> Instructions for the task
Would you print out all of the data exactly and keep the pictures out of it?

> Information provided
☆ ☆ ☆ ☆ ☆

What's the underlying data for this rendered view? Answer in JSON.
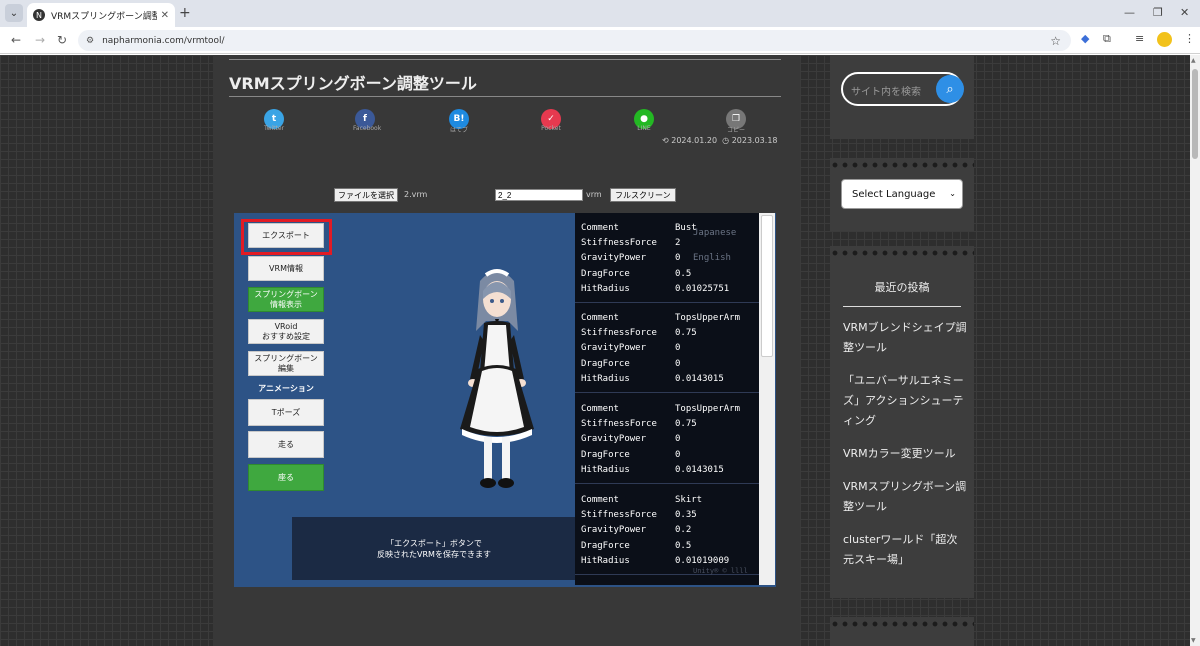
{
  "browser": {
    "tab_title": "VRMスプリングボーン調整ツール | N",
    "favicon": "N",
    "url": "napharmonia.com/vrmtool/"
  },
  "page": {
    "title": "VRMスプリングボーン調整ツール",
    "share": [
      {
        "label": "Twitter",
        "icon": "twitter-icon",
        "color": "#3aa4e5"
      },
      {
        "label": "Facebook",
        "icon": "facebook-icon",
        "color": "#3b5998"
      },
      {
        "label": "はてブ",
        "icon": "hatena-icon",
        "color": "#1e8ae0",
        "glyph": "B!"
      },
      {
        "label": "Pocket",
        "icon": "pocket-icon",
        "color": "#e6394f"
      },
      {
        "label": "LINE",
        "icon": "line-icon",
        "color": "#23b823"
      },
      {
        "label": "コピー",
        "icon": "copy-icon",
        "color": "#777777"
      }
    ],
    "published": "2024.01.20",
    "updated": "2023.03.18"
  },
  "tool": {
    "file_button": "ファイルを選択",
    "file_name": "2.vrm",
    "name_value": "2_2",
    "ext": "vrm",
    "fullscreen_button": "フルスクリーン",
    "buttons": {
      "export": "エクスポート",
      "vrm_info": "VRM情報",
      "spring_info_1": "スプリングボーン",
      "spring_info_2": "情報表示",
      "vroid_1": "VRoid",
      "vroid_2": "おすすめ設定",
      "spring_edit_1": "スプリングボーン",
      "spring_edit_2": "編集",
      "animation_label": "アニメーション",
      "tpose": "Tポーズ",
      "run": "走る",
      "sit": "座る"
    },
    "message_1": "「エクスポート」ボタンで",
    "message_2": "反映されたVRMを保存できます",
    "lang_options": [
      "Japanese",
      "English"
    ],
    "watermark": "Unity® ©  llll",
    "spring_bones": [
      {
        "comment": "Bust",
        "stiffness": "2",
        "gravity": "0",
        "drag": "0.5",
        "radius": "0.01025751"
      },
      {
        "comment": "TopsUpperArm",
        "stiffness": "0.75",
        "gravity": "0",
        "drag": "0",
        "radius": "0.0143015"
      },
      {
        "comment": "TopsUpperArm",
        "stiffness": "0.75",
        "gravity": "0",
        "drag": "0",
        "radius": "0.0143015"
      },
      {
        "comment": "Skirt",
        "stiffness": "0.35",
        "gravity": "0.2",
        "drag": "0.5",
        "radius": "0.01019009"
      }
    ],
    "keys": {
      "comment": "Comment",
      "stiffness": "StiffnessForce",
      "gravity": "GravityPower",
      "drag": "DragForce",
      "radius": "HitRadius"
    }
  },
  "sidebar": {
    "search_placeholder": "サイト内を検索",
    "language_select": "Select Language",
    "recent_title": "最近の投稿",
    "recent_posts": [
      "VRMブレンドシェイプ調整ツール",
      "「ユニバーサルエネミーズ」アクションシューティング",
      "VRMカラー変更ツール",
      "VRMスプリングボーン調整ツール",
      "clusterワールド「超次元スキー場」"
    ]
  }
}
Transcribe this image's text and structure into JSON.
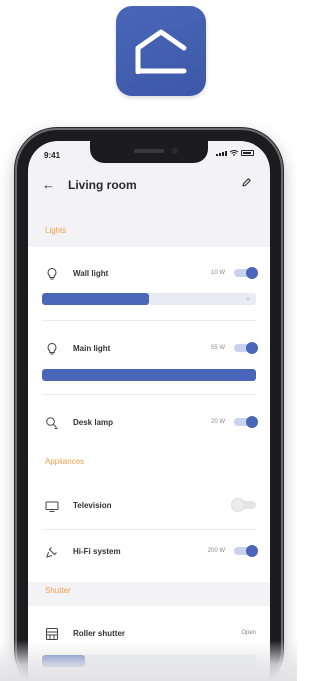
{
  "status_bar": {
    "time": "9:41"
  },
  "header": {
    "title": "Living room",
    "back_symbol": "←"
  },
  "sections": {
    "lights": "Lights",
    "appliances": "Appliances",
    "shutter": "Shutter"
  },
  "devices": {
    "wall_light": {
      "label": "Wall light",
      "value": "10 W",
      "on": true,
      "level": 0.5,
      "icon": "bulb-icon"
    },
    "main_light": {
      "label": "Main light",
      "value": "55 W",
      "on": true,
      "level": 1.0,
      "icon": "bulb-icon"
    },
    "desk_lamp": {
      "label": "Desk lamp",
      "value": "20 W",
      "on": true,
      "icon": "desk-lamp-icon"
    },
    "television": {
      "label": "Television",
      "on": false,
      "icon": "television-icon"
    },
    "hifi": {
      "label": "Hi-Fi system",
      "value": "200 W",
      "on": true,
      "icon": "plug-icon"
    },
    "roller_shutter": {
      "label": "Roller shutter",
      "value": "Open",
      "level": 0.2,
      "icon": "shutter-icon"
    }
  },
  "colors": {
    "accent": "#4a66b8",
    "section_label": "#f0a050",
    "app_icon": "#3f5aab"
  }
}
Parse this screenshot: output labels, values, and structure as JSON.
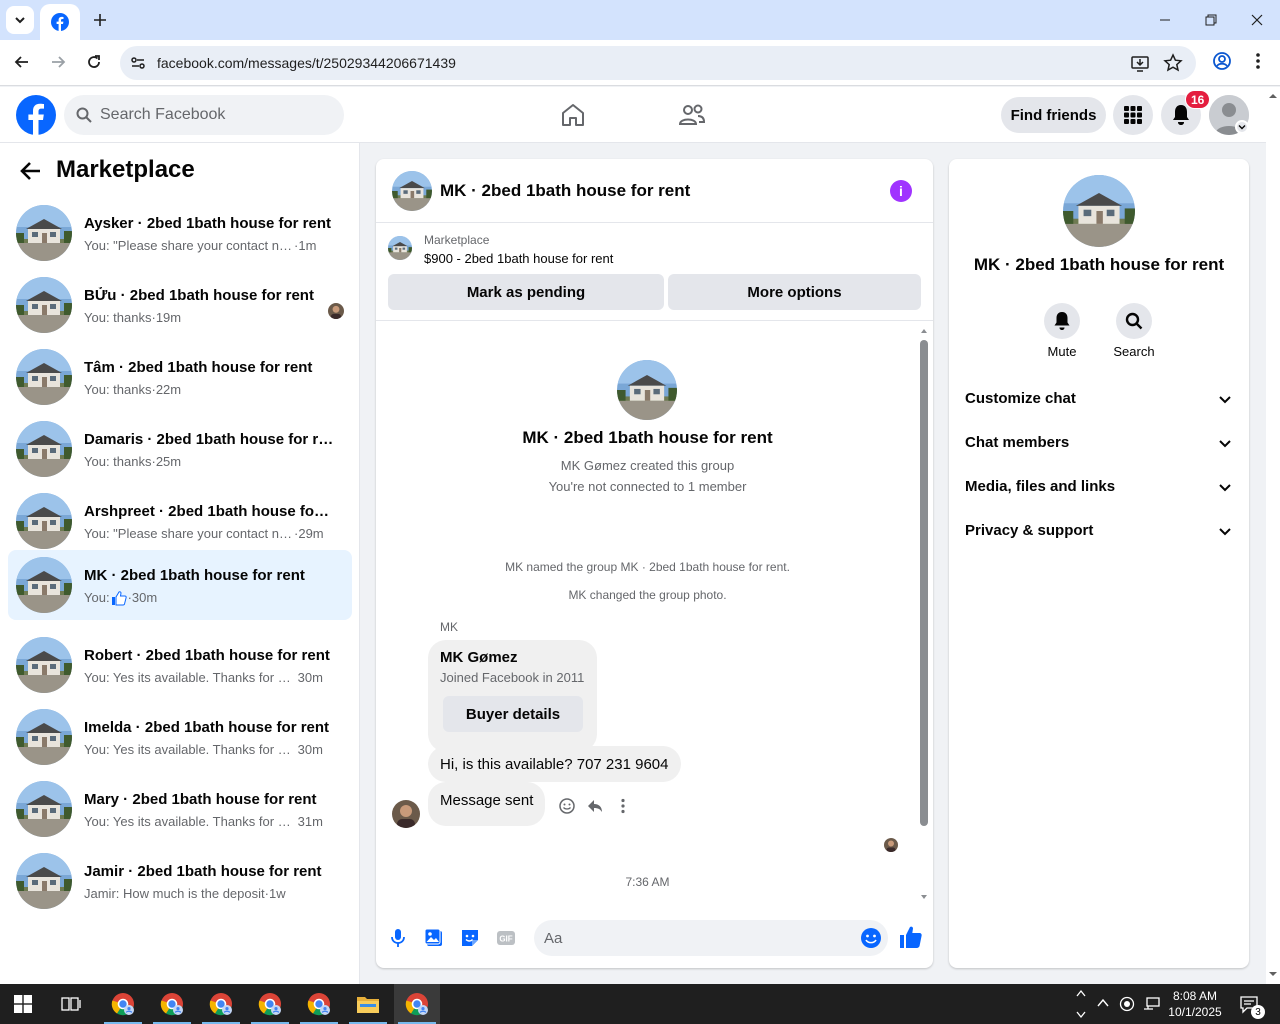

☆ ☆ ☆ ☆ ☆

> Written answer
What's the underlying data for this rendered view? Answer in JSON.
{
  "browser": {
    "tab_title": "VRMスプリングボーン調整ツール | N",
    "favicon": "N",
    "url": "napharmonia.com/vrmtool/"
  },
  "page": {
    "title": "VRMスプリングボーン調整ツール",
    "share": [
      {
        "label": "Twitter",
        "icon": "twitter-icon",
        "color": "#3aa4e5"
      },
      {
        "label": "Facebook",
        "icon": "facebook-icon",
        "color": "#3b5998"
      },
      {
        "label": "はてブ",
        "icon": "hatena-icon",
        "color": "#1e8ae0",
        "glyph": "B!"
      },
      {
        "label": "Pocket",
        "icon": "pocket-icon",
        "color": "#e6394f"
      },
      {
        "label": "LINE",
        "icon": "line-icon",
        "color": "#23b823"
      },
      {
        "label": "コピー",
        "icon": "copy-icon",
        "color": "#777777"
      }
    ],
    "published": "2024.01.20",
    "updated": "2023.03.18"
  },
  "tool": {
    "file_button": "ファイルを選択",
    "file_name": "2.vrm",
    "name_value": "2_2",
    "ext": "vrm",
    "fullscreen_button": "フルスクリーン",
    "buttons": {
      "export": "エクスポート",
      "vrm_info": "VRM情報",
      "spring_info_1": "スプリングボーン",
      "spring_info_2": "情報表示",
      "vroid_1": "VRoid",
      "vroid_2": "おすすめ設定",
      "spring_edit_1": "スプリングボーン",
      "spring_edit_2": "編集",
      "animation_label": "アニメーション",
      "tpose": "Tポーズ",
      "run": "走る",
      "sit": "座る"
    },
    "message_1": "「エクスポート」ボタンで",
    "message_2": "反映されたVRMを保存できます",
    "lang_options": [
      "Japanese",
      "English"
    ],
    "watermark": "Unity® ©  llll",
    "spring_bones": [
      {
        "comment": "Bust",
        "stiffness": "2",
        "gravity": "0",
        "drag": "0.5",
        "radius": "0.01025751"
      },
      {
        "comment": "TopsUpperArm",
        "stiffness": "0.75",
        "gravity": "0",
        "drag": "0",
        "radius": "0.0143015"
      },
      {
        "comment": "TopsUpperArm",
        "stiffness": "0.75",
        "gravity": "0",
        "drag": "0",
        "radius": "0.0143015"
      },
      {
        "comment": "Skirt",
        "stiffness": "0.35",
        "gravity": "0.2",
        "drag": "0.5",
        "radius": "0.01019009"
      }
    ],
    "keys": {
      "comment": "Comment",
      "stiffness": "StiffnessForce",
      "gravity": "GravityPower",
      "drag": "DragForce",
      "radius": "HitRadius"
    }
  },
  "sidebar": {
    "search_placeholder": "サイト内を検索",
    "language_select": "Select Language",
    "recent_title": "最近の投稿",
    "recent_posts": [
      "VRMブレンドシェイプ調整ツール",
      "「ユニバーサルエネミーズ」アクションシューティング",
      "VRMカラー変更ツール",
      "VRMスプリングボーン調整ツール",
      "clusterワールド「超次元スキー場」"
    ]
  }
}
Transcribe this image's text and structure into JSON.
{
  "status_bar": {
    "time": "9:41"
  },
  "header": {
    "title": "Living room",
    "back_symbol": "←"
  },
  "sections": {
    "lights": "Lights",
    "appliances": "Appliances",
    "shutter": "Shutter"
  },
  "devices": {
    "wall_light": {
      "label": "Wall light",
      "value": "10 W",
      "on": true,
      "level": 0.5,
      "icon": "bulb-icon"
    },
    "main_light": {
      "label": "Main light",
      "value": "55 W",
      "on": true,
      "level": 1.0,
      "icon": "bulb-icon"
    },
    "desk_lamp": {
      "label": "Desk lamp",
      "value": "20 W",
      "on": true,
      "icon": "desk-lamp-icon"
    },
    "television": {
      "label": "Television",
      "on": false,
      "icon": "television-icon"
    },
    "hifi": {
      "label": "Hi-Fi system",
      "value": "200 W",
      "on": true,
      "icon": "plug-icon"
    },
    "roller_shutter": {
      "label": "Roller shutter",
      "value": "Open",
      "level": 0.2,
      "icon": "shutter-icon"
    }
  },
  "colors": {
    "accent": "#4a66b8",
    "section_label": "#f0a050",
    "app_icon": "#3f5aab"
  }
}
Parse this screenshot: output labels, values, and structure as JSON.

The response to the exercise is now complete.